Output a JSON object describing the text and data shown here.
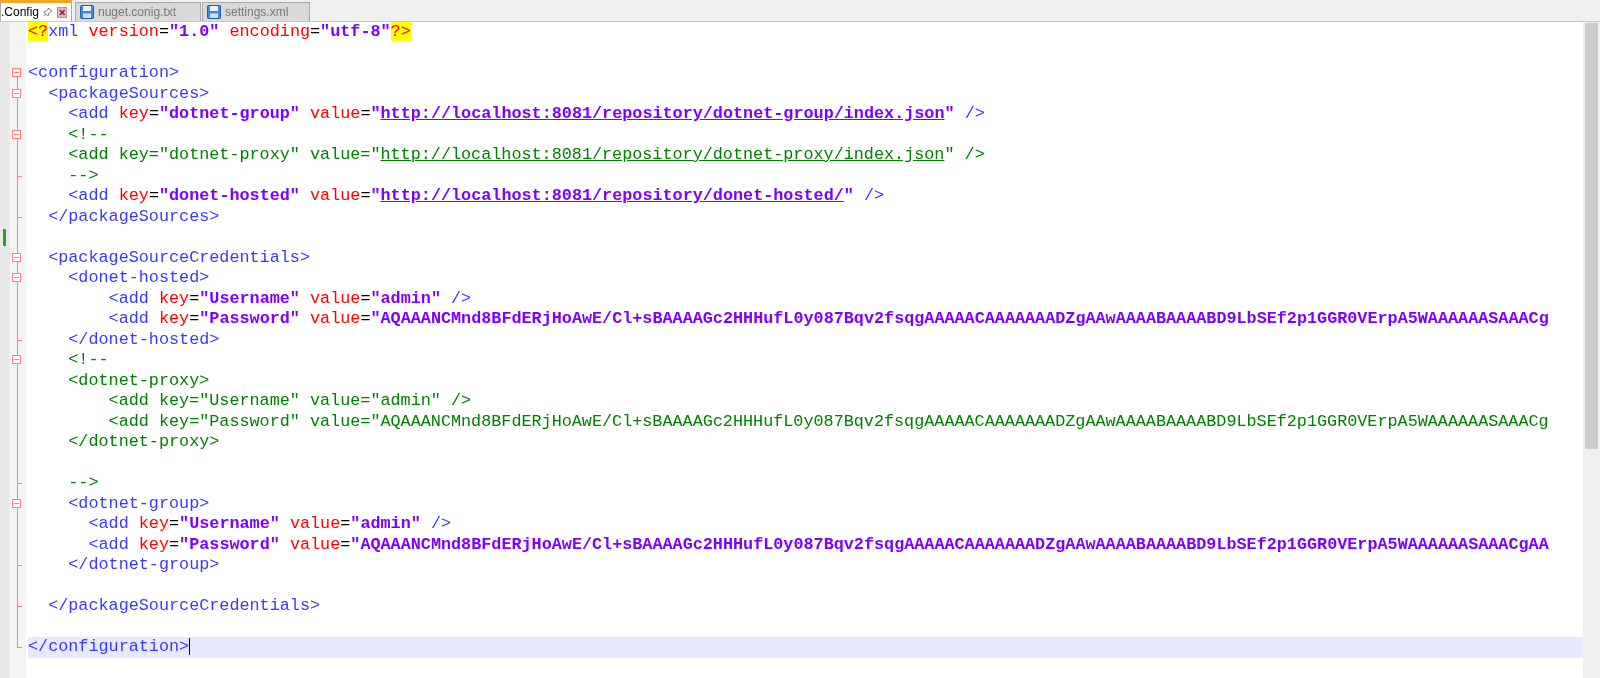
{
  "tabs": [
    {
      "label": ".Config",
      "selected": true
    },
    {
      "label": "nuget.conig.txt",
      "selected": false
    },
    {
      "label": "settings.xml",
      "selected": false
    }
  ],
  "lines": [
    {
      "kind": "none",
      "changed": false,
      "current": false,
      "tokens": [
        {
          "kind": "pi",
          "text": "<?"
        },
        {
          "kind": "tag",
          "text": "xml"
        },
        {
          "kind": "attr",
          "text": " version"
        },
        {
          "kind": "eq",
          "text": "="
        },
        {
          "kind": "str",
          "text": "\"1.0\""
        },
        {
          "kind": "attr",
          "text": " encoding"
        },
        {
          "kind": "eq",
          "text": "="
        },
        {
          "kind": "str",
          "text": "\"utf-8\""
        },
        {
          "kind": "pi",
          "text": "?>"
        }
      ]
    },
    {
      "kind": "none",
      "changed": false,
      "current": false
    },
    {
      "kind": "open",
      "changed": false,
      "current": false,
      "tokens": [
        {
          "kind": "tag",
          "text": "<configuration>"
        }
      ]
    },
    {
      "kind": "open",
      "changed": false,
      "current": false,
      "tokens": [
        {
          "kind": "tag",
          "text": "  <packageSources>"
        }
      ]
    },
    {
      "kind": "mid",
      "changed": false,
      "current": false,
      "tokens": [
        {
          "kind": "tag",
          "text": "    <add"
        },
        {
          "kind": "attr",
          "text": " key"
        },
        {
          "kind": "eq",
          "text": "="
        },
        {
          "kind": "str",
          "text": "\"dotnet-group\""
        },
        {
          "kind": "attr",
          "text": " value"
        },
        {
          "kind": "eq",
          "text": "="
        },
        {
          "kind": "str",
          "text": "\""
        },
        {
          "kind": "link",
          "text": "http://localhost:8081/repository/dotnet-group/index.json"
        },
        {
          "kind": "str",
          "text": "\""
        },
        {
          "kind": "tag",
          "text": " />"
        }
      ]
    },
    {
      "kind": "open",
      "changed": false,
      "current": false,
      "tokens": [
        {
          "kind": "comment",
          "text": "    <!--"
        }
      ]
    },
    {
      "kind": "mid",
      "changed": false,
      "current": false,
      "tokens": [
        {
          "kind": "comment",
          "text": "    <add key=\"dotnet-proxy\" value=\""
        },
        {
          "kind": "comment-link",
          "text": "http://localhost:8081/repository/dotnet-proxy/index.json"
        },
        {
          "kind": "comment",
          "text": "\" />"
        }
      ]
    },
    {
      "kind": "end",
      "changed": false,
      "current": false,
      "tokens": [
        {
          "kind": "comment",
          "text": "    -->"
        }
      ]
    },
    {
      "kind": "mid",
      "changed": false,
      "current": false,
      "tokens": [
        {
          "kind": "tag",
          "text": "    <add"
        },
        {
          "kind": "attr",
          "text": " key"
        },
        {
          "kind": "eq",
          "text": "="
        },
        {
          "kind": "str",
          "text": "\"donet-hosted\""
        },
        {
          "kind": "attr",
          "text": " value"
        },
        {
          "kind": "eq",
          "text": "="
        },
        {
          "kind": "str",
          "text": "\""
        },
        {
          "kind": "link",
          "text": "http://localhost:8081/repository/donet-hosted/"
        },
        {
          "kind": "str",
          "text": "\""
        },
        {
          "kind": "tag",
          "text": " />"
        }
      ]
    },
    {
      "kind": "end",
      "changed": false,
      "current": false,
      "tokens": [
        {
          "kind": "tag",
          "text": "  </packageSources>"
        }
      ]
    },
    {
      "kind": "mid",
      "changed": true,
      "current": false
    },
    {
      "kind": "open",
      "changed": false,
      "current": false,
      "tokens": [
        {
          "kind": "tag",
          "text": "  <packageSourceCredentials>"
        }
      ]
    },
    {
      "kind": "open",
      "changed": false,
      "current": false,
      "tokens": [
        {
          "kind": "tag",
          "text": "    <donet-hosted>"
        }
      ]
    },
    {
      "kind": "mid",
      "changed": false,
      "current": false,
      "tokens": [
        {
          "kind": "tag",
          "text": "        <add"
        },
        {
          "kind": "attr",
          "text": " key"
        },
        {
          "kind": "eq",
          "text": "="
        },
        {
          "kind": "str",
          "text": "\"Username\""
        },
        {
          "kind": "attr",
          "text": " value"
        },
        {
          "kind": "eq",
          "text": "="
        },
        {
          "kind": "str",
          "text": "\"admin\""
        },
        {
          "kind": "tag",
          "text": " />"
        }
      ]
    },
    {
      "kind": "mid",
      "changed": false,
      "current": false,
      "tokens": [
        {
          "kind": "tag",
          "text": "        <add"
        },
        {
          "kind": "attr",
          "text": " key"
        },
        {
          "kind": "eq",
          "text": "="
        },
        {
          "kind": "str",
          "text": "\"Password\""
        },
        {
          "kind": "attr",
          "text": " value"
        },
        {
          "kind": "eq",
          "text": "="
        },
        {
          "kind": "str",
          "text": "\"AQAAANCMnd8BFdERjHoAwE/Cl+sBAAAAGc2HHHufL0y087Bqv2fsqgAAAAACAAAAAAADZgAAwAAAABAAAABD9LbSEf2p1GGR0VErpA5WAAAAAASAAACg"
        }
      ]
    },
    {
      "kind": "end",
      "changed": false,
      "current": false,
      "tokens": [
        {
          "kind": "tag",
          "text": "    </donet-hosted>"
        }
      ]
    },
    {
      "kind": "open",
      "changed": false,
      "current": false,
      "tokens": [
        {
          "kind": "comment",
          "text": "    <!--"
        }
      ]
    },
    {
      "kind": "mid",
      "changed": false,
      "current": false,
      "tokens": [
        {
          "kind": "comment",
          "text": "    <dotnet-proxy>"
        }
      ]
    },
    {
      "kind": "mid",
      "changed": false,
      "current": false,
      "tokens": [
        {
          "kind": "comment",
          "text": "        <add key=\"Username\" value=\"admin\" />"
        }
      ]
    },
    {
      "kind": "mid",
      "changed": false,
      "current": false,
      "tokens": [
        {
          "kind": "comment",
          "text": "        <add key=\"Password\" value=\"AQAAANCMnd8BFdERjHoAwE/Cl+sBAAAAGc2HHHufL0y087Bqv2fsqgAAAAACAAAAAAADZgAAwAAAABAAAABD9LbSEf2p1GGR0VErpA5WAAAAAASAAACg"
        }
      ]
    },
    {
      "kind": "mid",
      "changed": false,
      "current": false,
      "tokens": [
        {
          "kind": "comment",
          "text": "    </dotnet-proxy>"
        }
      ]
    },
    {
      "kind": "mid",
      "changed": false,
      "current": false
    },
    {
      "kind": "end",
      "changed": false,
      "current": false,
      "tokens": [
        {
          "kind": "comment",
          "text": "    -->"
        }
      ]
    },
    {
      "kind": "open",
      "changed": false,
      "current": false,
      "tokens": [
        {
          "kind": "tag",
          "text": "    <dotnet-group>"
        }
      ]
    },
    {
      "kind": "mid",
      "changed": false,
      "current": false,
      "tokens": [
        {
          "kind": "tag",
          "text": "      <add"
        },
        {
          "kind": "attr",
          "text": " key"
        },
        {
          "kind": "eq",
          "text": "="
        },
        {
          "kind": "str",
          "text": "\"Username\""
        },
        {
          "kind": "attr",
          "text": " value"
        },
        {
          "kind": "eq",
          "text": "="
        },
        {
          "kind": "str",
          "text": "\"admin\""
        },
        {
          "kind": "tag",
          "text": " />"
        }
      ]
    },
    {
      "kind": "mid",
      "changed": false,
      "current": false,
      "tokens": [
        {
          "kind": "tag",
          "text": "      <add"
        },
        {
          "kind": "attr",
          "text": " key"
        },
        {
          "kind": "eq",
          "text": "="
        },
        {
          "kind": "str",
          "text": "\"Password\""
        },
        {
          "kind": "attr",
          "text": " value"
        },
        {
          "kind": "eq",
          "text": "="
        },
        {
          "kind": "str",
          "text": "\"AQAAANCMnd8BFdERjHoAwE/Cl+sBAAAAGc2HHHufL0y087Bqv2fsqgAAAAACAAAAAAADZgAAwAAAABAAAABD9LbSEf2p1GGR0VErpA5WAAAAAASAAACgAA"
        }
      ]
    },
    {
      "kind": "end",
      "changed": false,
      "current": false,
      "tokens": [
        {
          "kind": "tag",
          "text": "    </dotnet-group>"
        }
      ]
    },
    {
      "kind": "mid",
      "changed": false,
      "current": false
    },
    {
      "kind": "end",
      "changed": false,
      "current": false,
      "tokens": [
        {
          "kind": "tag",
          "text": "  </packageSourceCredentials>"
        }
      ]
    },
    {
      "kind": "mid",
      "changed": false,
      "current": false
    },
    {
      "kind": "close",
      "changed": false,
      "current": true,
      "tokens": [
        {
          "kind": "tag",
          "text": "</configuration>"
        }
      ]
    }
  ]
}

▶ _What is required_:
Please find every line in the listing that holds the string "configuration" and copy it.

▶ _Reply to the exercise_:
          "text": "<configuration>"
          "text": "</configuration>"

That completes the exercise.